Note that as mentioned above, there will be a special release for the legacy node software on the 28th of April, which will only further support migration bundles. In case you're operating a node yourself you must upgrade to that version, as otherwise you will no longer be synchronized with the network.
With this limited legacy network, only migration bundles will further confirm. A migration bundle is nothing else than a normal value bundle/transfer which has some additional restrictions. If you craft a bundle which obeys to the following rules, then it falls under what we define as a migration bundle:
- It contains exactly one output transaction of which the destination address is a valid migration address and is
positioned as the tail transaction within the bundle (meaning
currentIndex0). The output transaction value is at least 1'000'000 tokens (1 Mi).
- It does not contain any zero-value transactions which do not hold signature fragments. This means that transactions other than the tail transaction must always be part of an input.
- Input transactions must not use migration addresses.
If in doubt whether your bundle is an actual migration bundle, you can use ValidBundle(bundle, true) function of our iota.go library to validate this. In case you're not acquainted with Go, you can also contact us on Discord or Slack in order to get the assurance, that you're crafted bundles are valid migration bundles.
Things to consider:
- You must not broadcast your own migration bundles unless you're 100% sure that they are indeed valid migration bundles.
- If one of your input transactions spends funds from an already used address (meaning it is subject to key re-use), we recommend that you use the bundle miner tool to craft a bundle with the most applicable security given the already exposed parts of the given address' private key.
- Do not use too many input transactions as this will increase the overall Proof-of-Work time needed for a single bundle. Rather, split your input addresses over multiple migration bundles.
- Your code must include logic to await for the migration bundle's confirmation. If you find that your migration bundle is not confirming, consider re-attaching it (re-attaching is not the same as re-signing the bundle!).
- If you submit a migration bundle for broadcasting via the
broadcastTransactionsAPI command and you're using the updated legacy node software (which you must on/after the 28th of April), then it will additionally check up on submission whether your submitted bundle really adheres to the rules outlined above as an additional safe guard.
For further information about the migration bundles, have a look at RFC-0035 .
As an example, this bundle is a valid migration bundle.
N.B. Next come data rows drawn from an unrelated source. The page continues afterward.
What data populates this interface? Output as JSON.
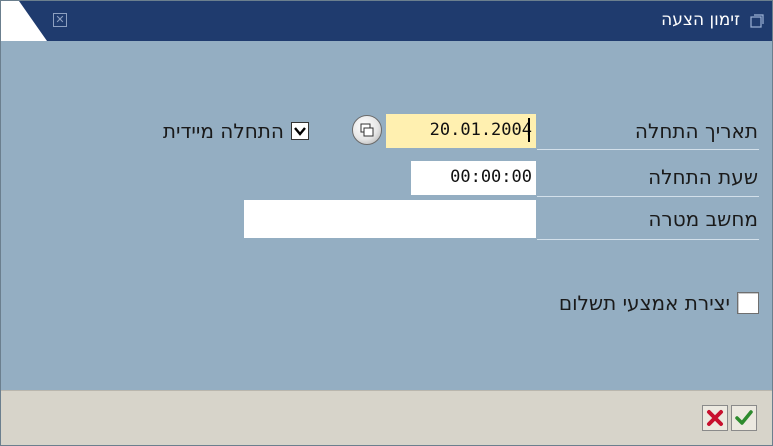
{
  "window": {
    "title": "זימון הצעה",
    "close_icon": "close-icon"
  },
  "form": {
    "start_date": {
      "label": "תאריך התחלה",
      "value": "20.01.2004"
    },
    "start_time": {
      "label": "שעת התחלה",
      "value": "00:00:00"
    },
    "target_computer": {
      "label": "מחשב מטרה",
      "value": ""
    },
    "immediate_start": {
      "label": "התחלה מיידית",
      "checked": true
    },
    "create_payment_means": {
      "label": "יצירת אמצעי תשלום",
      "checked": false
    }
  },
  "buttons": {
    "cancel_icon": "cancel-icon",
    "confirm_icon": "confirm-icon"
  },
  "colors": {
    "background": "#94aec2",
    "title_bar": "#1f3b6e",
    "active_field": "#fff0b0",
    "bottom_bar": "#d7d4ca",
    "cancel": "#c8102e",
    "confirm": "#2e8b2e"
  }
}
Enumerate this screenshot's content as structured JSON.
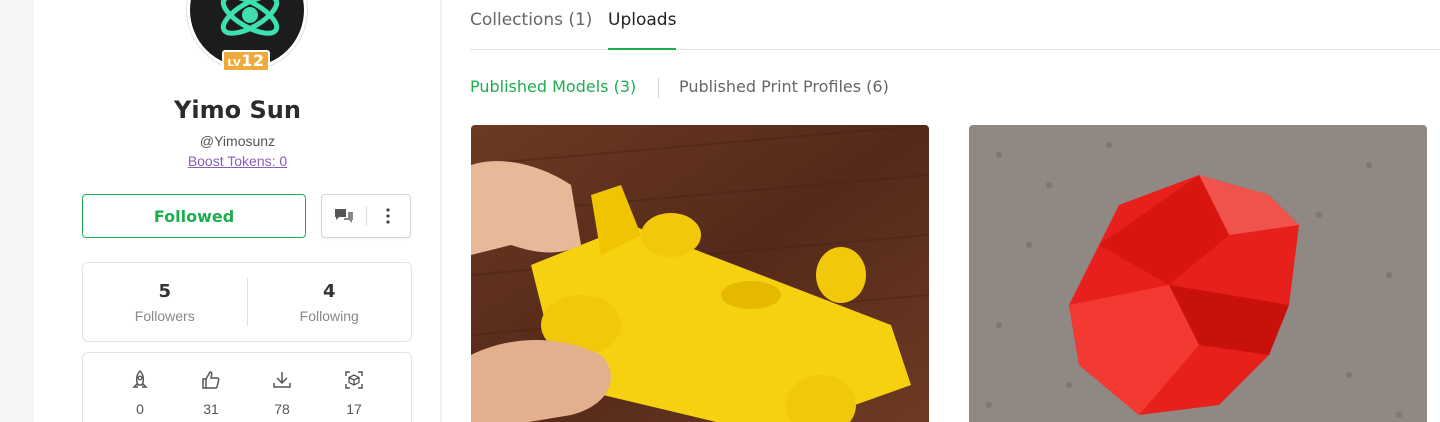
{
  "profile": {
    "name": "Yimo Sun",
    "handle": "@Yimosunz",
    "boost_tokens": "Boost Tokens: 0",
    "level_prefix": "LV",
    "level_number": "12"
  },
  "actions": {
    "follow_label": "Followed",
    "message_icon": "chat-bubbles-icon",
    "more_icon": "more-vertical-icon"
  },
  "follow_stats": {
    "followers_count": "5",
    "followers_label": "Followers",
    "following_count": "4",
    "following_label": "Following"
  },
  "activity_stats": [
    {
      "icon": "boost-rocket-icon",
      "value": "0"
    },
    {
      "icon": "thumbs-up-icon",
      "value": "31"
    },
    {
      "icon": "download-icon",
      "value": "78"
    },
    {
      "icon": "3d-print-icon",
      "value": "17"
    }
  ],
  "tabs": [
    {
      "label": "Collections (1)",
      "active": false
    },
    {
      "label": "Uploads",
      "active": true
    }
  ],
  "subtabs": [
    {
      "label": "Published Models (3)",
      "active": true
    },
    {
      "label": "Published Print Profiles (6)",
      "active": false
    }
  ],
  "colors": {
    "accent": "#1cae4e",
    "boost_link": "#8a5fb8",
    "level_badge": "#f0a93c",
    "card1_model": "#f5d10f",
    "card2_model": "#e8201c"
  }
}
It spends 1 Mi
TRANSFERTBIXPEWWYZZWBWPWJCB9XYMC9AGYH9X9AYAYADVXTYGYB9G9J9PEF9O9KYZXS9D9MANWTZOD9B9HMRQFWZwhere the destination address encodes the target Bech32 address
iota1qqhmslysuwfedz2mqtr4ux73pr7uhjmd4tpazqs8pf7qdax44muqgw0fz25respectively the hex Ed25519 address
2fb87c90e39396895b02c75e1bd108fdcbcb6daac3d102070a7c06f4d5aef804on which the these funds will be made available in the new network.
As mentioned above, a migration bundle must have as its single destination/output address a migration address. A migration address is in essence an EdDSA address (to which you hold the keys on the new network) encoded in a legacy tryte address. You can create such an address in the following way:
- Compute the BLAKE2b-256 hash
Hof your Ed25519 address
A(this address is the one you control in the new network; note that an Ed25519 address is the Blake2b-256 hash of your Ed25519 public key).
- Append the first 4 bytes of
A, resulting in 36 bytes.
Ato trytes using the
b1t6encoding (as described in RFC-15) . This results in
Atri consisting of 72 trytes.
- Prepend the 8-tryte prefix
- Finally, pad
Atri with the single tryte
9to get a legacy 81-tryte address.
- Ed25519 address (32-byte):
- Migration address including 9-tryte checksum (
Since nobody holds keys to such migration addresses, funds are effectively burned and can no longer be used in the legacy network.